- In the discharge letter, the doctor agrees to provide 15-30 days of provisions coverage while the patient finds a new doctor;
- The physician provide information for referral to new physicians, if possible; and
- The letter notify the patient that the patients’ records will be sent to the new physician upon receipt of a written authorization from the patient.
Keeping in mind that problem patients are being discharged for a reason, care should be taken to make sure that a physician minimizes the risk of being charged with abandonment or worse by virtue of the discharge. Even where procedural guidelines are followed, physicians must take care that all discharges are for non-discriminatory reasons, not in violation of anti-discrimination laws such as the Americans with Disabilities Act, and do not jeopardize the welfare of the patient. Thus, a discharge letter should also explain the reasons for discharge in clear and concise language, taking care to spell out the non-discriminatory basis for ending the relationship. A properly prepared discharge letter can eliminate many headaches for the doctor down the road.
The ever-increasing popularity of social media sites like Twitter, Facebook and others, can create issues for doctors and other health care providers. A few weeks ago, I posted about the Rhode Island physician who lost her job and was reprimanded by the Medical Board for inadvertently identifying a patient on Facebook. Other than the HIPAA and physician-patient privilege issues, social media can present other issues for doctors. For example, last year, CNN.com ran a story about physicians on a humanitarian mission to Haiti posting photos on Facebook. The article, which can be read here, indicates that the Puerto Rican Medical Board investigated the posting of photos of doctors drinking, posing with guns and partying. Ultimately, Medical Board exonerated the physicians, but the incident itself highlights the risks of social media for doctors.
A major concern for health care providers with an online presence is maintaining professional and personal boundaries. The AMA has issued a policy on professionalism in the use of social media for physicians that should be required reading for all healthcare professionals. The AMA Policy can be viewed here.
Doctors and other healthcare providers who choose to have a social media presence should keep a couple of things in mind:
- Nothing about the Internet is Private. The physician-patient privilege and HIPAA prohibit disclosure of any information that would identify a patient. The more unique a case is, the more likely a description would identify the patient. Don’t discuss patients or cases, no matter how interesting. Here’s what can happen.

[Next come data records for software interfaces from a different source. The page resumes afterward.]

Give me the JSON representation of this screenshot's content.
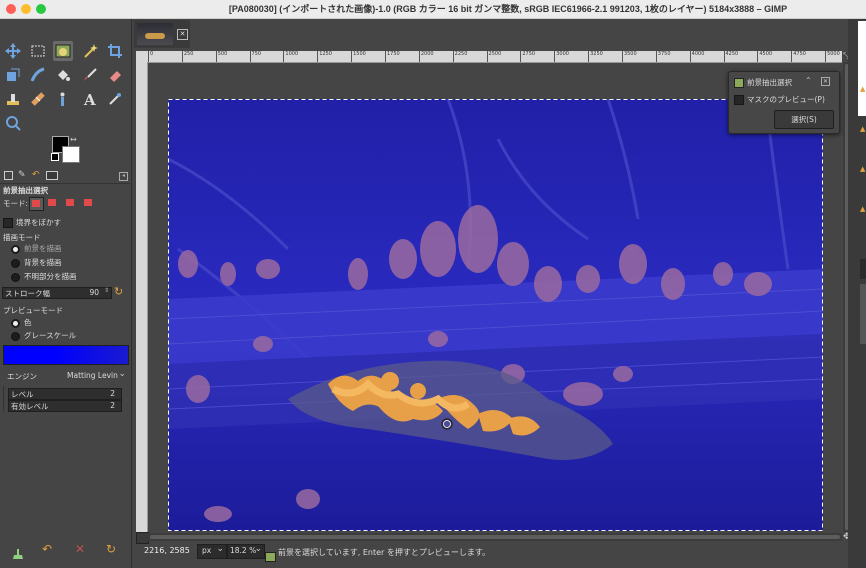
{
  "window": {
    "title": "[PA080030] (インポートされた画像)-1.0 (RGB カラー 16 bit ガンマ整数, sRGB IEC61966-2.1 991203, 1枚のレイヤー) 5184x3888 – GIMP",
    "colors": {
      "close": "#ff5f57",
      "minimize": "#febc2e",
      "zoom": "#28c840"
    }
  },
  "toolbox": {
    "tools": [
      "move-tool",
      "rect-select-tool",
      "foreground-select-tool",
      "fuzzy-select-tool",
      "crop-tool",
      "unified-transform-tool",
      "warp-tool",
      "bucket-fill-tool",
      "paintbrush-tool",
      "eraser-tool",
      "clone-tool",
      "heal-tool",
      "smudge-tool",
      "text-tool",
      "color-picker-tool",
      "zoom-tool"
    ],
    "fg_color": "#000000",
    "bg_color": "#ffffff"
  },
  "tool_options": {
    "title": "前景抽出選択",
    "mode_label": "モード:",
    "feather_label": "境界をぼかす",
    "draw_mode_label": "描画モード",
    "draw_modes": [
      "前景を描画",
      "背景を描画",
      "不明部分を描画"
    ],
    "stroke_width_label": "ストローク幅",
    "stroke_width_value": "90",
    "preview_mode_label": "プレビューモード",
    "preview_modes": [
      "色",
      "グレースケール"
    ],
    "preview_color": "#0000ff",
    "engine_label": "エンジン",
    "engine_value": "Matting Levin",
    "levels_label": "レベル",
    "levels_value": "2",
    "active_levels_label": "有効レベル",
    "active_levels_value": "2"
  },
  "image_tab": {
    "close_icon": "close-icon"
  },
  "ruler": {
    "marks": [
      "0",
      "250",
      "500",
      "750",
      "1000",
      "1250",
      "1500",
      "1750",
      "2000",
      "2250",
      "2500",
      "2750",
      "3000",
      "3250",
      "3500",
      "3750",
      "4000",
      "4250",
      "4500",
      "4750",
      "5000"
    ]
  },
  "fg_dialog": {
    "title": "前景抽出選択",
    "preview_mask_label": "マスクのプレビュー(P)",
    "select_button": "選択(S)"
  },
  "status": {
    "coords": "2216, 2585",
    "unit": "px",
    "zoom": "18.2 %",
    "message": "前景を選択しています, Enter を押すとプレビューします。"
  }
}
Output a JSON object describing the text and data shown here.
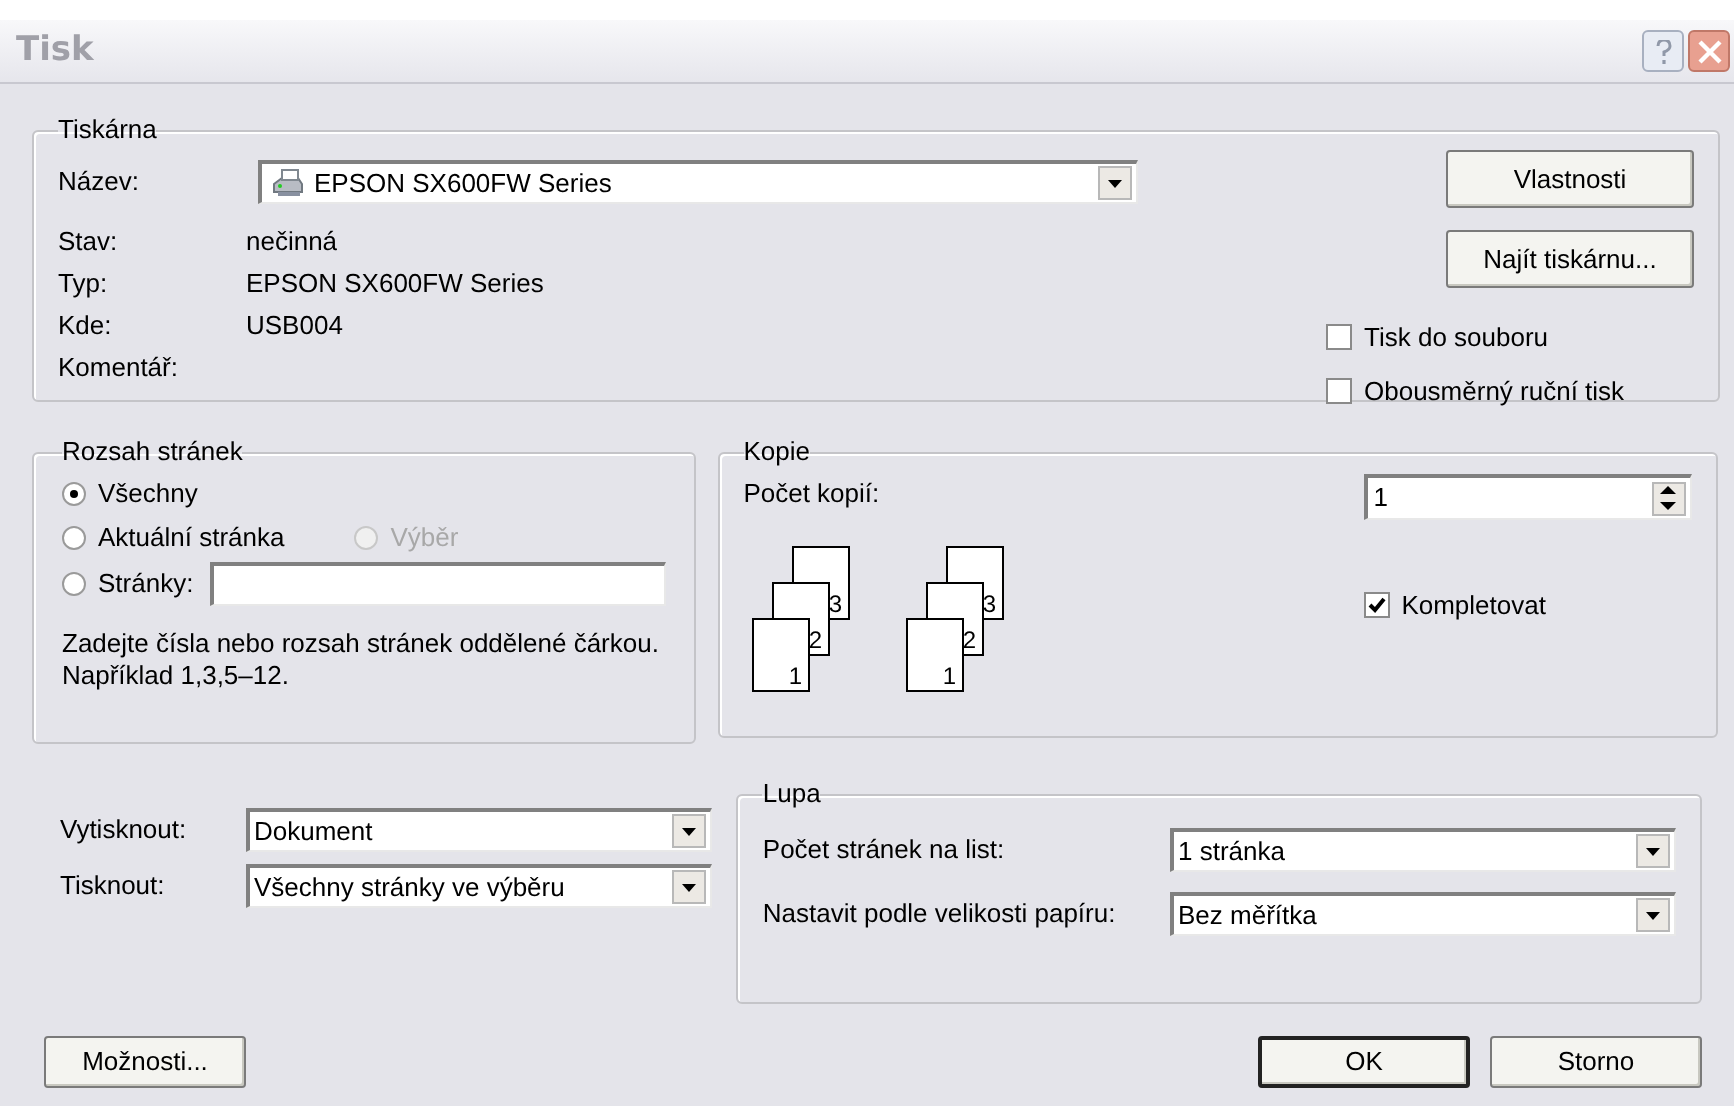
{
  "window": {
    "title": "Tisk"
  },
  "printer": {
    "legend": "Tiskárna",
    "name_label": "Název:",
    "name_value": "EPSON SX600FW Series",
    "info": [
      {
        "label": "Stav:",
        "value": "nečinná"
      },
      {
        "label": "Typ:",
        "value": "EPSON SX600FW Series"
      },
      {
        "label": "Kde:",
        "value": "USB004"
      },
      {
        "label": "Komentář:"
      }
    ],
    "buttons": [
      "Vlastnosti",
      "Najít tiskárnu..."
    ],
    "options": [
      {
        "label": "Tisk do souboru",
        "checked": false
      },
      {
        "label": "Obousměrný ruční tisk",
        "checked": false
      }
    ]
  },
  "page_range": {
    "legend": "Rozsah stránek",
    "options": [
      {
        "label": "Všechny",
        "selected": true,
        "disabled": false
      },
      {
        "label": "Aktuální stránka",
        "selected": false,
        "disabled": false
      },
      {
        "label": "Výběr",
        "selected": false,
        "disabled": true
      },
      {
        "label": "Stránky:",
        "selected": false,
        "disabled": false
      }
    ],
    "hint": "Zadejte čísla nebo rozsah stránek oddělené čárkou. Například 1,3,5–12."
  },
  "copies": {
    "legend": "Kopie",
    "count_label": "Počet kopií:",
    "count_value": "1",
    "stacks": [
      {
        "pages": [
          "1",
          "2",
          "3"
        ]
      },
      {
        "pages": [
          "1",
          "2",
          "3"
        ]
      }
    ],
    "collate": {
      "label": "Kompletovat",
      "checked": true
    }
  },
  "print_what": [
    {
      "label": "Vytisknout:",
      "value": "Dokument"
    },
    {
      "label": "Tisknout:",
      "value": "Všechny stránky ve výběru"
    }
  ],
  "zoom": {
    "legend": "Lupa",
    "rows": [
      {
        "label": "Počet stránek na list:",
        "value": "1 stránka"
      },
      {
        "label": "Nastavit podle velikosti papíru:",
        "value": "Bez měřítka"
      }
    ]
  },
  "buttons": [
    {
      "label": "Možnosti...",
      "default": false
    },
    {
      "label": "OK",
      "default": true
    },
    {
      "label": "Storno",
      "default": false
    }
  ]
}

- Boundaries become Blurred Online. As with the physicians in Haiti discussed above, the lines between private and professional life can be difficult to discern. An April 2007 article in the AMA Journal Of Ethics, cautions against physician’s disclosure of personal issues to patients, such as similar medical conditions, in an attempt to empathize with the patient. Allowing patients “behind the curtain” into a physician’s personal life is a situation ripe for problems. Although patients may feel a greater connection to the physician, they can also start to view the relationship as something more. Most commenters recommend avoiding “friending” patients on Facebook. See”A Doctor’s Request: Please Don’t Friend Me” from USA Today; and “Practicing Medicine in the Age of Facebook” from the New England Journal of Medicine. Because of the unique nature of the physician-patient relationship, keep your personal and professional life separate.
- The Same Rules Apply Online as Off. If physicians or practices choose to have Facebook or other social media presence, keep in mind that all of the rules that apply in the real world apply online. This means that poor advice, poor decisions, and poor communication online can have the same affect as that given in person.